The nurses came to gown me up at 15:35 and I walked down to the prep room to theatre where I met my aneasthetist (Dr P) who according to one of my nurses is the best, due to him monitoring brain waves for pain and administering accordingly. I certainly found it to be a reasonably comfortable experience.
At 1725 I was roused from dreams of pastures and sheep! I couldn’t focus my eyes to start with and my legs felt strange, as if they were alternating between cramping and releasing. After a while I realised that it was pressure wraps being inflated and released on each of my legs, to prevent embolisms. I was given paracetamol via IV to help with the pain, but when it became evident that it wasn’t working I was given morphine, ondansetron (anti emetic, that means anti nausea) and cyclizine (anti nausea, vomiting and dizziness) as well. Because I was cold, they covered me in heated blankets – lovely.

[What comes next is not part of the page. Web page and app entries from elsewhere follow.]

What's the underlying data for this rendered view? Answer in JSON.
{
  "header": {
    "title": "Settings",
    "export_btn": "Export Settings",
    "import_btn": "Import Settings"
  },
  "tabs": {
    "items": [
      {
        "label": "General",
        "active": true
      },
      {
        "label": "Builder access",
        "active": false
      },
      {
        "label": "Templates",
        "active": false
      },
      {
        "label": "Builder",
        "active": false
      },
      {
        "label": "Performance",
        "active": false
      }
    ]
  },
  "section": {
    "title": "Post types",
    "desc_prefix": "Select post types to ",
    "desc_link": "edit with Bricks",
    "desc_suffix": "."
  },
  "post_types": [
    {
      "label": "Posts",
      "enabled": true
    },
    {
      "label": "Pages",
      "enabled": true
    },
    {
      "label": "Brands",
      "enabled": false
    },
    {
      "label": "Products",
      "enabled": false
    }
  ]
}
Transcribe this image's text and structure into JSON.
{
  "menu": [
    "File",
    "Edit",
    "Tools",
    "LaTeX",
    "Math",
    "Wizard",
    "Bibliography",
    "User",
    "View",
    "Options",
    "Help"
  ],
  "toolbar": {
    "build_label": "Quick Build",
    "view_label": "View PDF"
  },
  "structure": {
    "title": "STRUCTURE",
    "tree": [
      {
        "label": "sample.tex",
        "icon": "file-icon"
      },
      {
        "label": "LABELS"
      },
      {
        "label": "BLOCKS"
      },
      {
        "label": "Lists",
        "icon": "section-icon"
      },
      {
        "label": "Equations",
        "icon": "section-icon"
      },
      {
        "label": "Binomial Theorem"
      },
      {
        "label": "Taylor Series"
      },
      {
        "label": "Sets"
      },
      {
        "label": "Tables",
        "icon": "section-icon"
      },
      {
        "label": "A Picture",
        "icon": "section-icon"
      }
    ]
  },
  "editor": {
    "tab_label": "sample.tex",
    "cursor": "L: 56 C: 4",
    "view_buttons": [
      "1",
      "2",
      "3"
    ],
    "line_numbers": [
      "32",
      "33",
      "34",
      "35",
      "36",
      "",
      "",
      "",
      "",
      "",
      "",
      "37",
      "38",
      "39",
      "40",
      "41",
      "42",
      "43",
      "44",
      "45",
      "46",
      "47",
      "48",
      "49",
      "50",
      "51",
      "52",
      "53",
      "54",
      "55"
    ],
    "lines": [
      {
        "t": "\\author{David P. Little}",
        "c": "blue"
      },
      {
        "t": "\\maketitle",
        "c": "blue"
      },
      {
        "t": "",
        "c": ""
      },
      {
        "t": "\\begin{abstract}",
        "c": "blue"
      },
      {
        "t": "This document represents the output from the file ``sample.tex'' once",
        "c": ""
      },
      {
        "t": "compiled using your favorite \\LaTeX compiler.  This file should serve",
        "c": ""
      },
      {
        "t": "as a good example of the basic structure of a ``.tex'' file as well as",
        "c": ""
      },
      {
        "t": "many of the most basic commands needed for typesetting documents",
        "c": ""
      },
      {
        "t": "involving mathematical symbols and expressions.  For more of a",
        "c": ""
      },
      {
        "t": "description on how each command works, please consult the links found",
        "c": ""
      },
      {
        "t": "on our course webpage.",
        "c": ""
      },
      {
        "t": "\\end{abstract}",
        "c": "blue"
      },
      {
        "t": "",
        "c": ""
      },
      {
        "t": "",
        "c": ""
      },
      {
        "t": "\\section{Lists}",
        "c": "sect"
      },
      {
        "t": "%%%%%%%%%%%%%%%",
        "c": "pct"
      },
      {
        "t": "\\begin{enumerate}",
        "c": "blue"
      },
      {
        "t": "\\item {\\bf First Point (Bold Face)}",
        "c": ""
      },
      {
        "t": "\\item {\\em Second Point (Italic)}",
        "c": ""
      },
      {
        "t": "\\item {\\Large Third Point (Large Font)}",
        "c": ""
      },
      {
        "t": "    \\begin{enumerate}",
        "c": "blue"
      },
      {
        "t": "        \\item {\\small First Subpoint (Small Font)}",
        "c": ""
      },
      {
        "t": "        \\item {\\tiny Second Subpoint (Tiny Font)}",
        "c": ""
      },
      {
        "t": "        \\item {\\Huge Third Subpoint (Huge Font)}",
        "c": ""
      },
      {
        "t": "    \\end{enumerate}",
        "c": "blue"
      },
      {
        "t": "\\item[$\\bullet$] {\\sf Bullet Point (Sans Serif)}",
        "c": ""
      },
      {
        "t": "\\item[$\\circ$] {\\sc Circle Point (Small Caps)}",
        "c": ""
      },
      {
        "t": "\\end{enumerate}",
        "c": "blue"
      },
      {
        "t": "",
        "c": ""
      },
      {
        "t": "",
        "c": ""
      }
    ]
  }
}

Much later a nurse injected Dalteparin into my thigh, because my abdomen (where it was supposed to be administered) was not accessible due to the very rubbery elastic-like wrappings there. Dalteparin is used to thin the blood to prevent DVT occuring.
Dr P visited me in the morning to check how I was. Which I thought was extremely nice of him.
The next morning I also had a visit from the surgeon (Miss M) who was happy with the results and advised me to keep the tapes in place until my clinic visit in 3 weeks time (when they would be removed). The rubberised elastic-like wrappings were peeled off me (ow!) and I was told that I needed to start wearing my magic pants.
And then time for me to return home … Yes?